Those seeking to comprehend who is mixed up in nebulous system that is contemporary American healthcare will locate a wide variety of individuals, each with unique roles. One role is that of medical insurance broker, also referred to as an “independent agent” or “health insurance agent.” This short article seeks to shed some light on who medical insurance broker is, what they do and, ultimately, what role they play in the choice of health insurance policies.
A health insurance broker’s job is to supply clients with appropriate health insurance policy. Authorized by specific insurance companies to behave on their behalf, the broker essentially guides clients through the procedure of selecting a policy for themselves or for employees. A broker makes his living (and demographics show the broker can be quite a “he”) off commissions – sometimes as much as 15%. The rates quoted by broker or by direct contact with insurance provider will be the same because, if the insurance company is contacted directly, the person who makes the sale (known as a “captive agent”) will collect exactly the same commission a broker would collect.

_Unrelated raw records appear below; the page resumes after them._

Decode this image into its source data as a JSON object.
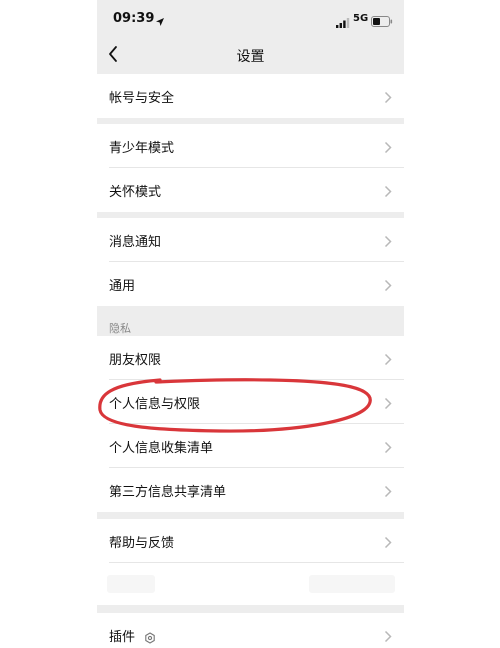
{
  "status_bar": {
    "time": "09:39",
    "network": "5G"
  },
  "nav": {
    "title": "设置"
  },
  "groups": {
    "account": [
      "帐号与安全"
    ],
    "modes": [
      "青少年模式",
      "关怀模式"
    ],
    "general": [
      "消息通知",
      "通用"
    ],
    "privacy": {
      "header": "隐私",
      "items": [
        "朋友权限",
        "个人信息与权限",
        "个人信息收集清单",
        "第三方信息共享清单"
      ]
    },
    "help": [
      "帮助与反馈"
    ],
    "plugins": [
      "插件"
    ]
  },
  "icons": {
    "location": "location-arrow-icon",
    "signal": "signal-bars-icon",
    "battery": "battery-icon",
    "back": "back-chevron-icon",
    "row_chevron": "chevron-right-icon",
    "plugin": "plugin-icon"
  },
  "annotation": {
    "color": "#d9363a",
    "target": "个人信息与权限"
  }
}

Some states even mandate the use of insurance brokers.
Generally in most instances, an individual seeking to be always a licensed health insurance broker must take a series of courses then take and pass more than one examinations. Once licensed, circumstances or employer may require health insurance brokers to take additional classes. Makler-kassel Because policies and laws change constantly, a broker associated with continuing education may well be more current on applicable law and guidelines and, ideally, better prepared to assist clients. Each state makes its own laws to govern the practices of insurance brokers. While no two states have exactly the same law, increasingly states are recognizing licenses granted in other states. This permits brokers to go without retaking examinations or to operate in several state simultaneously.
An individual going into their first day of are a licensed health insurance broker is often over the age of the average person entering into a given part of employment. This is because the normal health insurance broker has transferred into the, usually from a sales position in another healthcare field – hospital equipment sales, for example. An individual with a sales background is often comfortable with the demands of the task – like providing excellent customer services, working to keep up a client base, and living on a commission-based salary.
While many come to the medical care broker industry having worked professionally in other fields, some do enter the field directly after finding a university diploma. Those coming straight from college are likely to have majored in operation or sales. In some cases, health insurance brokerage houses will directly mentor undergraduates – and even offer tuition assistance or loan pay-back plans – provided the undergraduate agrees to benefit the brokerage house for a pre-determined quantity of years.
Active health insurance brokers have the option of joining the National Association of Health Underwriters (NAHU) and the umbrella organization of the American Insurance Association (AIA). Both organizations have ethical guidelines that really must be followed to keep up membership in good standing. A health insurance broker must divide a typical day between two general tasks: ending up in current and potential clients and fulfilling administrative duties. The broker acts as a real estate agent on behalf of the insurance companies in his / her portfolio, so administrative duties include processing claims, cutting checks and delivering payment. The meetings is going to be with current clients, to make sure they are being kept abreast of most changes or trends, or potential clients, presenting options with the hopes of generating additional business.
Some hire administrative assistance to simply help but the salary is normally obtained from an insurance broker’s earnings. It’s usually only the seasoned veterans (who may earn over $100,000 annually) who hire help, as opposed to those relatively a new comer to the (who often earn about $40,000 annually).
The insurance broker functions because the liaison involving the insurance companies and policyholders, but the character of the is changing. Access to the Internet is available to a significant quantity of Americans and, with online access, consumers are more aware than ever before of the healthcare possibilities to them. This means that any potential client, if they have done their research, will be aware of a variety of policy offerings. Because its not all agent is licensed by every company, a broker may not manage to provide policy that interests a given client. This places the burden on the broker to keep yourself informed of most policies available and to manage to present comparable offerings to the ones that they might not manage to sell.
Just because the Internet has empowered consumers, so has it empowered health insurance brokers. When once the duty of acting as conduit between insurance company and policyholder required long administrative hours, computers now allow broker and insurance company to instantly transfer information. Still, time saved by computer should be constructed by competing for a restricted and educated client base. The brand new technology has in part driven a trend towards specialization: brokers are marketing themselves as specialists in a given industry. One might be the specialist in non-profit health insurance while another may specialize in the travel industry. This permits brokers to keep yourself informed not just of policy options but also of the normal wants, needs and budgets of a given industry.Health Read More